## GOAL OF THE EXERCISE:
Check every line below for the word "title" and copy each one that has it.

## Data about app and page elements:
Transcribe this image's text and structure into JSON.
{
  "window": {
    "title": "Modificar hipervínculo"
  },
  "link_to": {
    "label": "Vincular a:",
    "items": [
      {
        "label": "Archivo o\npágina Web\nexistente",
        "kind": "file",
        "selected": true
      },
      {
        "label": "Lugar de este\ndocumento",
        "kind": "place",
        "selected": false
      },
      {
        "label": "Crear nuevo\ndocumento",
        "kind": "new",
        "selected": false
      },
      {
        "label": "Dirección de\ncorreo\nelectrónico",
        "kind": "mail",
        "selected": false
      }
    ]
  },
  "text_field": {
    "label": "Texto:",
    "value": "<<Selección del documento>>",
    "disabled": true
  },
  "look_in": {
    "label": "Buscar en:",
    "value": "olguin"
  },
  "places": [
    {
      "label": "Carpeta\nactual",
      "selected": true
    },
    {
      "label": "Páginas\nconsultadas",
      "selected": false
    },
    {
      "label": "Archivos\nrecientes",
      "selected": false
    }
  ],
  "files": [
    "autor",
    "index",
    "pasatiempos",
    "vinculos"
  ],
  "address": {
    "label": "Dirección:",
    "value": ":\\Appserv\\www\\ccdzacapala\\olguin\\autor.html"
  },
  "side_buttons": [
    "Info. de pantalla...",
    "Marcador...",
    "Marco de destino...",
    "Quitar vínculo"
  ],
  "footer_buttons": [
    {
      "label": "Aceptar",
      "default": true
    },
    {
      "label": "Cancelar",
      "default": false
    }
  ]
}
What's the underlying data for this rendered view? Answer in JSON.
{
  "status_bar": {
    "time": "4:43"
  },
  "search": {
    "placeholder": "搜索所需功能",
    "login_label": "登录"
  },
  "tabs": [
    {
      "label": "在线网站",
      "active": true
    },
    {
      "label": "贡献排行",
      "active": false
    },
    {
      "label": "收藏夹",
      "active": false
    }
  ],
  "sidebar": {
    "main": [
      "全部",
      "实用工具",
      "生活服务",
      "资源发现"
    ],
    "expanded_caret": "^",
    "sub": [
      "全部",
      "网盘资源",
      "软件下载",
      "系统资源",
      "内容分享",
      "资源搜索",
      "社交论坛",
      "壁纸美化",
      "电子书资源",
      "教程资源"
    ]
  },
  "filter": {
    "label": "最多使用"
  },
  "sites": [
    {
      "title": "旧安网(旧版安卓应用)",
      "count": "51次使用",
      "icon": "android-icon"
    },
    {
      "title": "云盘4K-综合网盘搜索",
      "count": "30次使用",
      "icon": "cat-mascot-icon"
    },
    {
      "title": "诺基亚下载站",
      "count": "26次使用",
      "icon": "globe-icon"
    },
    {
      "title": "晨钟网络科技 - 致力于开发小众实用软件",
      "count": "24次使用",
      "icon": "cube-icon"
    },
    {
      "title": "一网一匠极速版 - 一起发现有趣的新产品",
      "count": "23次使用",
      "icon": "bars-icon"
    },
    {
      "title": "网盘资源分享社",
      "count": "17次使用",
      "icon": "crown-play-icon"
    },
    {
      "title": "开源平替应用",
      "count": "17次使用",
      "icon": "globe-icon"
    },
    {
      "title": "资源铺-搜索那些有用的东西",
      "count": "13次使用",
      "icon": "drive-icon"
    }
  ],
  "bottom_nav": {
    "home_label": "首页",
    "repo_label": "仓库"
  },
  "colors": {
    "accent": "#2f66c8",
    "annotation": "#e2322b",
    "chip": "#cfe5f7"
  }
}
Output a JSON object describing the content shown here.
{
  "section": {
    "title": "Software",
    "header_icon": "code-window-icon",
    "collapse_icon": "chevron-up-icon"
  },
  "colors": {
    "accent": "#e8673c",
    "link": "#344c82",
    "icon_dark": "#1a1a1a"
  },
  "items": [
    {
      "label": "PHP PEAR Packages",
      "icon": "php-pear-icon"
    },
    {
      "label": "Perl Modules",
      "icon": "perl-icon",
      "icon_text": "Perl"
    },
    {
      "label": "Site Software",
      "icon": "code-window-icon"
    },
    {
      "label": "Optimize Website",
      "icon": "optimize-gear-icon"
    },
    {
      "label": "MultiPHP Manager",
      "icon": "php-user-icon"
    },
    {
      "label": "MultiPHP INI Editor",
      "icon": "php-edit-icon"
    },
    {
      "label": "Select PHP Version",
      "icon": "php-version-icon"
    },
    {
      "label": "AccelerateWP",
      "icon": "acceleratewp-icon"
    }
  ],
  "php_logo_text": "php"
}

## RESPONSE BELOW:
    "title": "Modificar hipervínculo"
      "title": "旧安网(旧版安卓应用)",
      "title": "云盘4K-综合网盘搜索",
      "title": "诺基亚下载站",
      "title": "晨钟网络科技 - 致力于开发小众实用软件",
      "title": "一网一匠极速版 - 一起发现有趣的新产品",
      "title": "网盘资源分享社",
      "title": "开源平替应用",
      "title": "资源铺-搜索那些有用的东西",
    "title": "Software",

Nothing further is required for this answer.